It took just 32 seconds for Cejudo to successfully defend his UFC flyweight title Saturday night at Barclays Center. The champion, headlining the first UFC card on ESPN, initially wobbled Dillashaw with a leg kick and then finished him with powerful strikes that Dillashaw never had a chance to defend. It was reportedly the fifth-fastest knockout in UFC history.
Dillashaw objected to the stoppage. But the 135-pound bantamweight champion, who had gone down 10 pounds to try to win a second belt, took enough damage for referee Kevin McDonald to stop the bout.
“I was able to beat one of the best of all-times,” Cejudo said. “It’s surreal. I knew he was hurt. I caught him with the leg kick on the chin and saw he wobbled and the rest was history.”
Cejudo said he would move up to 135 pounds and challenge Dillashaw for his belt.
“Let’s do it again,” said Cejudo, who won an Olympic gold medal in wrestling at the 2008 Olympics.
Dillashaw remained upset about the stoppage. He had gone down to 125 to challenge Cejudo and easily made the weight. But it might have weakened his ability to take a hard punch.
“I got clipped and you could feel it,” he said. “But I was in it the entire time. It sucks when something is taken from you and you’re not actually beaten. Congrats to Cejudo, but he didn’t beat me.”
In the co-main event, former NFL defensive lineman Greg Hardy was disqualified for throwing an illegal knee in the second round of his heavyweight fight with Allen Crowder.
Hardy, who had reached the second round for the first time in his short MMA career, was grappling on the canvas with Crowder when he began to get on his feet. Crowder still had a knee down when Hardy launched his right knee into Crowder’s temple in an illegal maneuver. Crowder couldn’t continue and Hardy was disqualified in his UFC debut. Hardy (3-1) began his MMA career after his football career ended prematurely due his arrest and prosecution on domestic abuse charges.

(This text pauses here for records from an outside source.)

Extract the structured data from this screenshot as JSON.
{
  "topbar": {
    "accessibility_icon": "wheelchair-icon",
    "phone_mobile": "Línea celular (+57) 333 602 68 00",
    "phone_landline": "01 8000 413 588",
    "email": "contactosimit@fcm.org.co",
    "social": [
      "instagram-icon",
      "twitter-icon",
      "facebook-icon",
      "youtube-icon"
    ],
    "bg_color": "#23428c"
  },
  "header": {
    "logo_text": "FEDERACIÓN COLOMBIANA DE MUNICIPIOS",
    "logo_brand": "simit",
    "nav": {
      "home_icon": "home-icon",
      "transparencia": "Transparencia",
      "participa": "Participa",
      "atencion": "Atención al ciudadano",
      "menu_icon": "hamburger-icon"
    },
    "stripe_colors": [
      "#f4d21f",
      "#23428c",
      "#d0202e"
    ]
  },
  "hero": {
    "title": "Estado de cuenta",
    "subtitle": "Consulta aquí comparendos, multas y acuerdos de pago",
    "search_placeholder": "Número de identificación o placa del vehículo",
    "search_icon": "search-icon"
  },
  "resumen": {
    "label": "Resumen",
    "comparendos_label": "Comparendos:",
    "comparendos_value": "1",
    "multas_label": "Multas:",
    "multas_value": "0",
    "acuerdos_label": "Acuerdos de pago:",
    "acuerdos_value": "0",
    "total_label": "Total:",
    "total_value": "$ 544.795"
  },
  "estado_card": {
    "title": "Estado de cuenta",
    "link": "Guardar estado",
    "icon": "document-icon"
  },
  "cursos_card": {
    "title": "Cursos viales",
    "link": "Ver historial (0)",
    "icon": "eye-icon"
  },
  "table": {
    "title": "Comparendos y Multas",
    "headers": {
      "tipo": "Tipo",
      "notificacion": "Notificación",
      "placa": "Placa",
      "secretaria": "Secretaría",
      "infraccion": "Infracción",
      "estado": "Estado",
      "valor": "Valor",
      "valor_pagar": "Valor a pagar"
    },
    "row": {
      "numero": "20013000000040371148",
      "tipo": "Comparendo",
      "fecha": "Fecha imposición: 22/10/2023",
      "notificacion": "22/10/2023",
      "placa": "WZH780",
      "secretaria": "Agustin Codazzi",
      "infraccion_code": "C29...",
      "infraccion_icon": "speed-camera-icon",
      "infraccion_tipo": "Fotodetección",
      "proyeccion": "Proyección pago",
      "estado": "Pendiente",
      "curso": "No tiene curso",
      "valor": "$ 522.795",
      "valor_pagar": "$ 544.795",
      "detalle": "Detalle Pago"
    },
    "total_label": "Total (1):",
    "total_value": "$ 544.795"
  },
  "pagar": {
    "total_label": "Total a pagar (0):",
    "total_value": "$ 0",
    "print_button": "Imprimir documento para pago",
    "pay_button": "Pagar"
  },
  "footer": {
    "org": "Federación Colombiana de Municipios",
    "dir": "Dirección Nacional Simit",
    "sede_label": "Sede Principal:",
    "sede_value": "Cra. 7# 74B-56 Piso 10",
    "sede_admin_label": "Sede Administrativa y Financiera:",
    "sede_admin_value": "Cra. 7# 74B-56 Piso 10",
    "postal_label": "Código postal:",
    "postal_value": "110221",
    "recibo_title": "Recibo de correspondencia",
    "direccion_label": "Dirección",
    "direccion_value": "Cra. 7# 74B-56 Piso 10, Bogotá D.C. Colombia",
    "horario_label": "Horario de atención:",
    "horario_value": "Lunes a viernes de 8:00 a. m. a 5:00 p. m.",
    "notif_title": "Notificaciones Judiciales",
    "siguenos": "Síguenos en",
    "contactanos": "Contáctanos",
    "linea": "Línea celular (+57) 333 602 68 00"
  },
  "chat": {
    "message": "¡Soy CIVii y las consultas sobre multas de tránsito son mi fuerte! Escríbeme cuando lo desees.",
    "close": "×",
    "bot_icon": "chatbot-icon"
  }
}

The heavyweight matchup was part of a main card that featured six fights after a lengthy prelim lead-up that began four hours earlier. Light heavyweight Glover Teixeira started things by submitting Karl Roberson in the first round. Then Paige VanZant submitted Rachael Ostovich in the second round of their women’s flyweight bout.
Ostovich was fighting two months after being the victim of a serious domestic abuse attack that led to her husband’s arrest. Veteran Joseph Benavidez of Las Cruces, N.M., earned a unanimous decision in a flyweight rematch over Dustin Ortiz, while Gregor Gillespie of Long Island improved to 13-0 with an impressive stoppage of Yancy Medeiros on punches in the second round of their lightweight match.
The preliminary bouts shown on ESPN were highlighted by Donald “Cowboy” Cerrone’s second-round stoppage of the mouthy Alexander Hernandez. Other winners include Joanne Calderwood, Alonzo Menifield and Cory Sandhagen.
Meanwhile in Las Vegas, Staten Island boxer Marcus Browne captured the WBA light heavyweight title with a unanimous decision over Badou Jack. Browne, a 2012 Olympian, out-boxed and bloodied Jack throughout the bout to earn his first world title.